Task instructions: With every line kept intact, print the entries that appear below.

Study material:
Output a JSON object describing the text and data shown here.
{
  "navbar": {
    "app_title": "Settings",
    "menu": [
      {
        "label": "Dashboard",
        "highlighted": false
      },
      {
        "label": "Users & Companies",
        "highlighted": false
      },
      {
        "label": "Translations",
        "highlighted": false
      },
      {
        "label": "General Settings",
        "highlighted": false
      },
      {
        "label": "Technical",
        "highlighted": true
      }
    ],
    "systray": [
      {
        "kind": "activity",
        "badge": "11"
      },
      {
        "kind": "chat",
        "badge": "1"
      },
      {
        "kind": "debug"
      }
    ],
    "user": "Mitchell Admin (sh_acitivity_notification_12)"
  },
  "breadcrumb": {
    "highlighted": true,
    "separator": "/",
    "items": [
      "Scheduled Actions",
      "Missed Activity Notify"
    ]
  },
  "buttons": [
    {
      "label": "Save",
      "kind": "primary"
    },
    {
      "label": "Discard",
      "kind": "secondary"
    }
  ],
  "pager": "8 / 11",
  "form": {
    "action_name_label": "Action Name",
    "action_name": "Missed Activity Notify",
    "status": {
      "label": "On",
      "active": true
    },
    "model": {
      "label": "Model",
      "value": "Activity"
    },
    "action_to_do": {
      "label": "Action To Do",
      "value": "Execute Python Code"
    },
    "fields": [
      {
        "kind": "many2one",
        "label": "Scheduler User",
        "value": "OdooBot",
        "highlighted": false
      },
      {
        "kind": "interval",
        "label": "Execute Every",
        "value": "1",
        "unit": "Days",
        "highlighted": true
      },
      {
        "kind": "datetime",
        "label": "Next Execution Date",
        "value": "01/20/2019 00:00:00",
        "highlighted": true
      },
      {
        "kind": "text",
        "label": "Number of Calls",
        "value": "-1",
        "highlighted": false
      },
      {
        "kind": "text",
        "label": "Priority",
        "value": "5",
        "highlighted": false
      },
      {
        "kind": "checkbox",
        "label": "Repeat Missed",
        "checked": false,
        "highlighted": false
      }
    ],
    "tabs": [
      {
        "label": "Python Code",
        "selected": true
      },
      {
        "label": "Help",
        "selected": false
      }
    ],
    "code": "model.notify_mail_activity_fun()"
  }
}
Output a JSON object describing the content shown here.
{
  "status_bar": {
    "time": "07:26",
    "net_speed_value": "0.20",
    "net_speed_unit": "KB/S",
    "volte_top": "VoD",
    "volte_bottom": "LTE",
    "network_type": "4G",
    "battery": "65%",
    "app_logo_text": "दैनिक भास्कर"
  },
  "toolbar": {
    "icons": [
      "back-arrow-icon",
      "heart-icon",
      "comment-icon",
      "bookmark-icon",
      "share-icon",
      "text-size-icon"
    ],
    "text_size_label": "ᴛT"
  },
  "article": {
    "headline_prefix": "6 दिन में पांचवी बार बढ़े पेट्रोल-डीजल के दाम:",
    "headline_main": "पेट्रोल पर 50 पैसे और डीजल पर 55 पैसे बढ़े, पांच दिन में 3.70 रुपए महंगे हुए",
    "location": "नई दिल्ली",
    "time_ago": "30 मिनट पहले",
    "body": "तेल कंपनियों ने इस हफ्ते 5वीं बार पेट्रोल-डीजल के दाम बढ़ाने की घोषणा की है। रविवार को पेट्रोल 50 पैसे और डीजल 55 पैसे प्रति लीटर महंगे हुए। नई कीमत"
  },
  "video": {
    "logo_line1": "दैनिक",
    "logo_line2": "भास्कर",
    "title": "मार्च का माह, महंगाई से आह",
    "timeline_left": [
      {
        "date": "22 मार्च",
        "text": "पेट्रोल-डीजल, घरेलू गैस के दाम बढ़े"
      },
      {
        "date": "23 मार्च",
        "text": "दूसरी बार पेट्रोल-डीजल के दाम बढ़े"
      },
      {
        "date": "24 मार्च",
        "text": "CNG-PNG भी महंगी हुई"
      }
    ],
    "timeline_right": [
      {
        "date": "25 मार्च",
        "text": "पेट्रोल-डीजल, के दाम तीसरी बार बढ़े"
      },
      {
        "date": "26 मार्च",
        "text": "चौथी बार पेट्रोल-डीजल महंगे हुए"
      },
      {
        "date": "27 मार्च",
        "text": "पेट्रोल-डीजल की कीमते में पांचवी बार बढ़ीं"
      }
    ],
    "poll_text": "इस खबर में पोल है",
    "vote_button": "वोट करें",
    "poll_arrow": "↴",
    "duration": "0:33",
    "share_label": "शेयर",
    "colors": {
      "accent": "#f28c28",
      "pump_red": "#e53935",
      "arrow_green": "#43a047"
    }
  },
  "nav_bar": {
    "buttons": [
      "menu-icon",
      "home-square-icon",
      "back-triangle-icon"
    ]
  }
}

Response for this exercise:
Output a JSON object describing the text and data shown here.
{
  "navbar": {
    "app_title": "Settings",
    "menu": [
      {
        "label": "Dashboard",
        "highlighted": false
      },
      {
        "label": "Users & Companies",
        "highlighted": false
      },
      {
        "label": "Translations",
        "highlighted": false
      },
      {
        "label": "General Settings",
        "highlighted": false
      },
      {
        "label": "Technical",
        "highlighted": true
      }
    ],
    "systray": [
      {
        "kind": "activity",
        "badge": "11"
      },
      {
        "kind": "chat",
        "badge": "1"
      },
      {
        "kind": "debug"
      }
    ],
    "user": "Mitchell Admin (sh_acitivity_notification_12)"
  },
  "breadcrumb": {
    "highlighted": true,
    "separator": "/",
    "items": [
      "Scheduled Actions",
      "Missed Activity Notify"
    ]
  },
  "buttons": [
    {
      "label": "Save",
      "kind": "primary"
    },
    {
      "label": "Discard",
      "kind": "secondary"
    }
  ],
  "pager": "8 / 11",
  "form": {
    "action_name_label": "Action Name",
    "action_name": "Missed Activity Notify",
    "status": {
      "label": "On",
      "active": true
    },
    "model": {
      "label": "Model",
      "value": "Activity"
    },
    "action_to_do": {
      "label": "Action To Do",
      "value": "Execute Python Code"
    },
    "fields": [
      {
        "kind": "many2one",
        "label": "Scheduler User",
        "value": "OdooBot",
        "highlighted": false
      },
      {
        "kind": "interval",
        "label": "Execute Every",
        "value": "1",
        "unit": "Days",
        "highlighted": true
      },
      {
        "kind": "datetime",
        "label": "Next Execution Date",
        "value": "01/20/2019 00:00:00",
        "highlighted": true
      },
      {
        "kind": "text",
        "label": "Number of Calls",
        "value": "-1",
        "highlighted": false
      },
      {
        "kind": "text",
        "label": "Priority",
        "value": "5",
        "highlighted": false
      },
      {
        "kind": "checkbox",
        "label": "Repeat Missed",
        "checked": false,
        "highlighted": false
      }
    ],
    "tabs": [
      {
        "label": "Python Code",
        "selected": true
      },
      {
        "label": "Help",
        "selected": false
      }
    ],
    "code": "model.notify_mail_activity_fun()"
  }
}
Output a JSON object describing the content shown here.
{
  "status_bar": {
    "time": "07:26",
    "net_speed_value": "0.20",
    "net_speed_unit": "KB/S",
    "volte_top": "VoD",
    "volte_bottom": "LTE",
    "network_type": "4G",
    "battery": "65%",
    "app_logo_text": "दैनिक भास्कर"
  },
  "toolbar": {
    "icons": [
      "back-arrow-icon",
      "heart-icon",
      "comment-icon",
      "bookmark-icon",
      "share-icon",
      "text-size-icon"
    ],
    "text_size_label": "ᴛT"
  },
  "article": {
    "headline_prefix": "6 दिन में पांचवी बार बढ़े पेट्रोल-डीजल के दाम:",
    "headline_main": "पेट्रोल पर 50 पैसे और डीजल पर 55 पैसे बढ़े, पांच दिन में 3.70 रुपए महंगे हुए",
    "location": "नई दिल्ली",
    "time_ago": "30 मिनट पहले",
    "body": "तेल कंपनियों ने इस हफ्ते 5वीं बार पेट्रोल-डीजल के दाम बढ़ाने की घोषणा की है। रविवार को पेट्रोल 50 पैसे और डीजल 55 पैसे प्रति लीटर महंगे हुए। नई कीमत"
  },
  "video": {
    "logo_line1": "दैनिक",
    "logo_line2": "भास्कर",
    "title": "मार्च का माह, महंगाई से आह",
    "timeline_left": [
      {
        "date": "22 मार्च",
        "text": "पेट्रोल-डीजल, घरेलू गैस के दाम बढ़े"
      },
      {
        "date": "23 मार्च",
        "text": "दूसरी बार पेट्रोल-डीजल के दाम बढ़े"
      },
      {
        "date": "24 मार्च",
        "text": "CNG-PNG भी महंगी हुई"
      }
    ],
    "timeline_right": [
      {
        "date": "25 मार्च",
        "text": "पेट्रोल-डीजल, के दाम तीसरी बार बढ़े"
      },
      {
        "date": "26 मार्च",
        "text": "चौथी बार पेट्रोल-डीजल महंगे हुए"
      },
      {
        "date": "27 मार्च",
        "text": "पेट्रोल-डीजल की कीमते में पांचवी बार बढ़ीं"
      }
    ],
    "poll_text": "इस खबर में पोल है",
    "vote_button": "वोट करें",
    "poll_arrow": "↴",
    "duration": "0:33",
    "share_label": "शेयर",
    "colors": {
      "accent": "#f28c28",
      "pump_red": "#e53935",
      "arrow_green": "#43a047"
    }
  },
  "nav_bar": {
    "buttons": [
      "menu-icon",
      "home-square-icon",
      "back-triangle-icon"
    ]
  }
}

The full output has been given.